The lines you return must be all those in the data that hold the string "will".

Source records Start Marker

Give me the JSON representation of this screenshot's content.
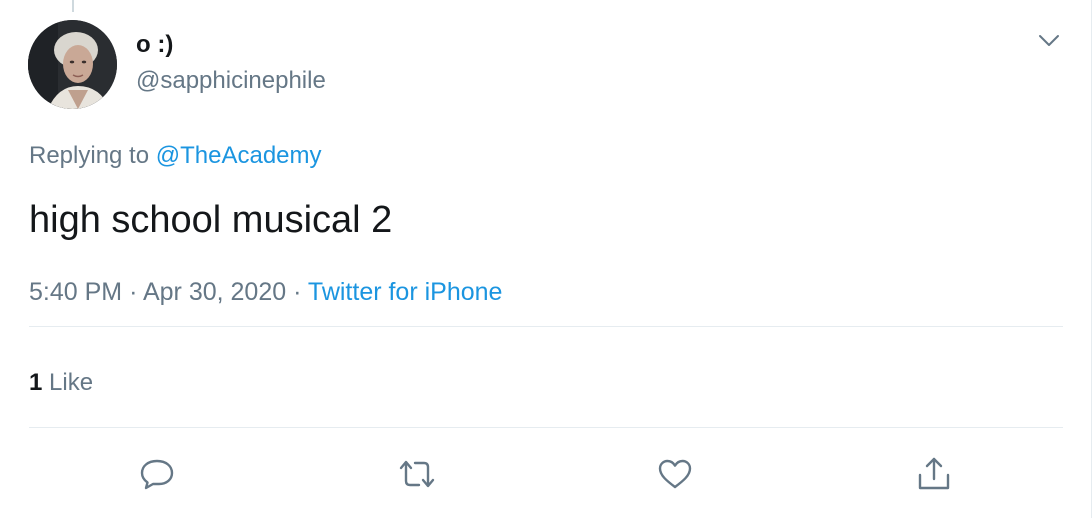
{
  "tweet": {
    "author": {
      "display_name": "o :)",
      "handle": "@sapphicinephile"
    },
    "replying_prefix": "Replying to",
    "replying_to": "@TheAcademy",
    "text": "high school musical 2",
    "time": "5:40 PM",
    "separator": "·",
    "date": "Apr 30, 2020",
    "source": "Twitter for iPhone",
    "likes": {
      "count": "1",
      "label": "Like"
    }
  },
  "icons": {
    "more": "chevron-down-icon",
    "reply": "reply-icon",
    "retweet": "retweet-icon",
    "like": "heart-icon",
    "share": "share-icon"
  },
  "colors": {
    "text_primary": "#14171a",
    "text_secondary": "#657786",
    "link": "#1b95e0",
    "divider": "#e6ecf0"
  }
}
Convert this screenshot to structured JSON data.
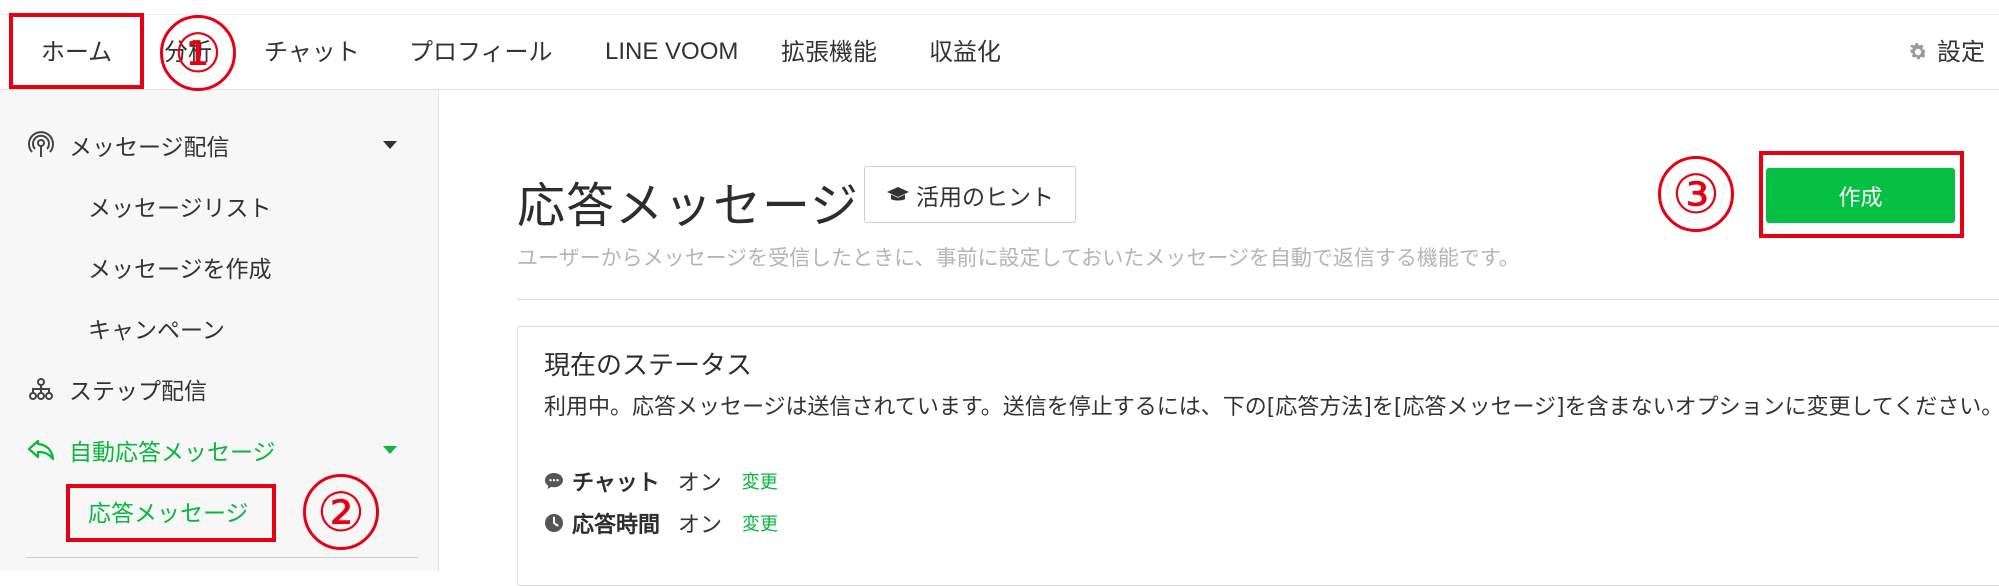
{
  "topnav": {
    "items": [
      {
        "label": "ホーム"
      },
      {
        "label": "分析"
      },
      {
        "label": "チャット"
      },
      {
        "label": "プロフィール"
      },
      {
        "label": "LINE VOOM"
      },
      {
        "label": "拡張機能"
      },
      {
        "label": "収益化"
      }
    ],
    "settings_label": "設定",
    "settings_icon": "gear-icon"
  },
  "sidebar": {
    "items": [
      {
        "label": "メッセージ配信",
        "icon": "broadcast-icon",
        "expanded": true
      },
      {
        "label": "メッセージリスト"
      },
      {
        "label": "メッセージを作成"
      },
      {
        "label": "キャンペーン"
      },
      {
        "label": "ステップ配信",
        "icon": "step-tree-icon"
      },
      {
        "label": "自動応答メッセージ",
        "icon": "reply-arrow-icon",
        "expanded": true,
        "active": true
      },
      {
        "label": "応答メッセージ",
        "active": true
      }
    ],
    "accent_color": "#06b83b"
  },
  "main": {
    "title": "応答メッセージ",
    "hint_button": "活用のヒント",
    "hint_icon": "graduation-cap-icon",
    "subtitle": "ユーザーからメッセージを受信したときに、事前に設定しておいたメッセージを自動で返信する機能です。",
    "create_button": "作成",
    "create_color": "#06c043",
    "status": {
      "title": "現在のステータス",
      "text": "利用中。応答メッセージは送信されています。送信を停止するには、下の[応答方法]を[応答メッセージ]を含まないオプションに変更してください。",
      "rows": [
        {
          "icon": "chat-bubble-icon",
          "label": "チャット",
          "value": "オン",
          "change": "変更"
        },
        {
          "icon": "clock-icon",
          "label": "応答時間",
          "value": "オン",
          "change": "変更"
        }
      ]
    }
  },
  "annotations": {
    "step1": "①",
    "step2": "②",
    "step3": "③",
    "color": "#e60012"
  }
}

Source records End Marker
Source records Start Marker

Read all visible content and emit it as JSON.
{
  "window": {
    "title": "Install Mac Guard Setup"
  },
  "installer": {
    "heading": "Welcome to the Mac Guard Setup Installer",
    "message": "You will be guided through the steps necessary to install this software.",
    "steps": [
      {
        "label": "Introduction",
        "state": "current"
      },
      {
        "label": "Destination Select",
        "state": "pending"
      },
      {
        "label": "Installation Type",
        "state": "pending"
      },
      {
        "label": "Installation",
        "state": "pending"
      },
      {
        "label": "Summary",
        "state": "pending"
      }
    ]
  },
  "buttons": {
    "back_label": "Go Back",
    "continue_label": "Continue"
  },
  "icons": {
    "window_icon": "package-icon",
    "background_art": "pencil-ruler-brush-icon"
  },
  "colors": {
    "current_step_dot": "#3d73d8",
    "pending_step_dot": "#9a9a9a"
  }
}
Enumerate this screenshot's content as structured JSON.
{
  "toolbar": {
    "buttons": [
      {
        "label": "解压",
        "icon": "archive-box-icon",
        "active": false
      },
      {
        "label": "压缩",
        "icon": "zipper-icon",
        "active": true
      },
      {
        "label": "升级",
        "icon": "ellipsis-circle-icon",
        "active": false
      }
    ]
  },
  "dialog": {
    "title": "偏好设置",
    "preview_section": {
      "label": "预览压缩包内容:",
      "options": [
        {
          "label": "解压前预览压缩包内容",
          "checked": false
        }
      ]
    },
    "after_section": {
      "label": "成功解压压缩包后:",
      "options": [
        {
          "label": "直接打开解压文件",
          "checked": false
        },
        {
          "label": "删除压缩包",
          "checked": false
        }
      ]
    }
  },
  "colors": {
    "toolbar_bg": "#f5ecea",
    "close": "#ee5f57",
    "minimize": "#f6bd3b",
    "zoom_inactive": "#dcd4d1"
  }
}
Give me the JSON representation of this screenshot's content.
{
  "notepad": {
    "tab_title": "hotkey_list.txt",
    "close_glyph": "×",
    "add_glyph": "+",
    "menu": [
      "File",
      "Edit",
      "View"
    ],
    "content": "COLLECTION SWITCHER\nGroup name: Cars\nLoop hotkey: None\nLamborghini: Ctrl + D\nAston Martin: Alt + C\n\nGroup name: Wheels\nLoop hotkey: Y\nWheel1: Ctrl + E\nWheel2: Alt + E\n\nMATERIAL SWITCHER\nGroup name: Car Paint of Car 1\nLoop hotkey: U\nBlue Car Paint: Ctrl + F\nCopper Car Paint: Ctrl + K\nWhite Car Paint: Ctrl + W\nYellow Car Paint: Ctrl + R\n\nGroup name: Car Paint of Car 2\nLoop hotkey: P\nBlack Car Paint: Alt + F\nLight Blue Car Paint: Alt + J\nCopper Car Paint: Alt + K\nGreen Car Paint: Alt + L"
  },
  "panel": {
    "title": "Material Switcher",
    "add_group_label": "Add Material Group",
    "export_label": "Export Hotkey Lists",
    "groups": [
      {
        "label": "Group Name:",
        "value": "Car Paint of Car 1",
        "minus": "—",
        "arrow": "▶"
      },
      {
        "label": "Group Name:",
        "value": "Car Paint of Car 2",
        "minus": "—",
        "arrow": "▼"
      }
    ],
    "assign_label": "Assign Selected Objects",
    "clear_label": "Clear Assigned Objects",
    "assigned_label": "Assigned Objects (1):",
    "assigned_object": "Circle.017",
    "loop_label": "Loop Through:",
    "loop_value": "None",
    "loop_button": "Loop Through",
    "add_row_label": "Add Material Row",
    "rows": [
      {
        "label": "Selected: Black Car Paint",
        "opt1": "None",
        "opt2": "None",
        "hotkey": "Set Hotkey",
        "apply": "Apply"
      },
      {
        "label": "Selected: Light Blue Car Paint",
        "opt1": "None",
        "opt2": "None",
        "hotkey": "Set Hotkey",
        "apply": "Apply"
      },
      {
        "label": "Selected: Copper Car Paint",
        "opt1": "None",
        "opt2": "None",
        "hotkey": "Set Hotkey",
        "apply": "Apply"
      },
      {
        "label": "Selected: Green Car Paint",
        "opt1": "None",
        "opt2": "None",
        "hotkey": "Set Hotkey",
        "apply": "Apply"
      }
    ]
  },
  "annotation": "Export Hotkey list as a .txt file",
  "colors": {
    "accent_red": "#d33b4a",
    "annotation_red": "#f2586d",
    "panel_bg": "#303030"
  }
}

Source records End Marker
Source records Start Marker

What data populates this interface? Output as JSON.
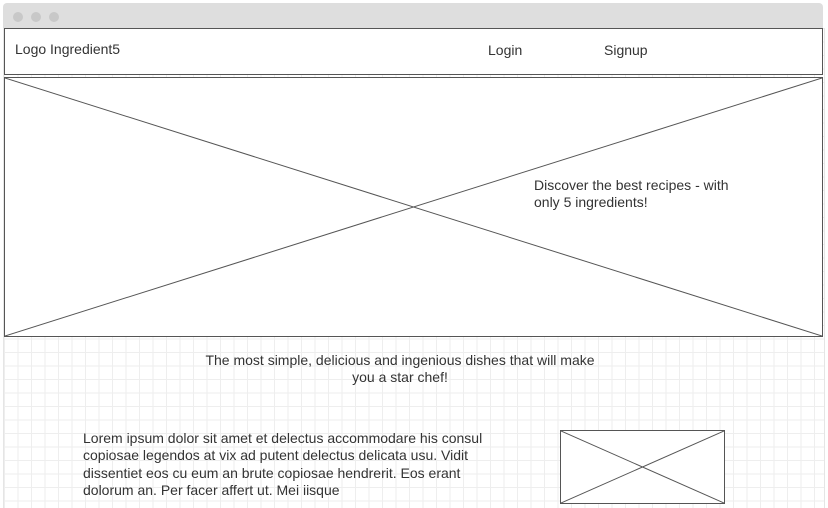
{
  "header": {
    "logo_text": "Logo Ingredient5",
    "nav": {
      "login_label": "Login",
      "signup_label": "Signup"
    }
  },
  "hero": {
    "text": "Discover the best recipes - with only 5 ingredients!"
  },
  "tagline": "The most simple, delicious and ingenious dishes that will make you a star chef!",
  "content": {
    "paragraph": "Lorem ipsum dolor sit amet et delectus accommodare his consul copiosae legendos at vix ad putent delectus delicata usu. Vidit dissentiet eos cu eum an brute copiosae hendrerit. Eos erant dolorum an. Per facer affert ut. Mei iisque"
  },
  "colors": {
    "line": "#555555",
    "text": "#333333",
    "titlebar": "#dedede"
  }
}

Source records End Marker

- Reply:
    "message": "You will be guided through the steps necessary to install this software.",
  "tagline": "The most simple, delicious and ingenious dishes that will make you a star chef!",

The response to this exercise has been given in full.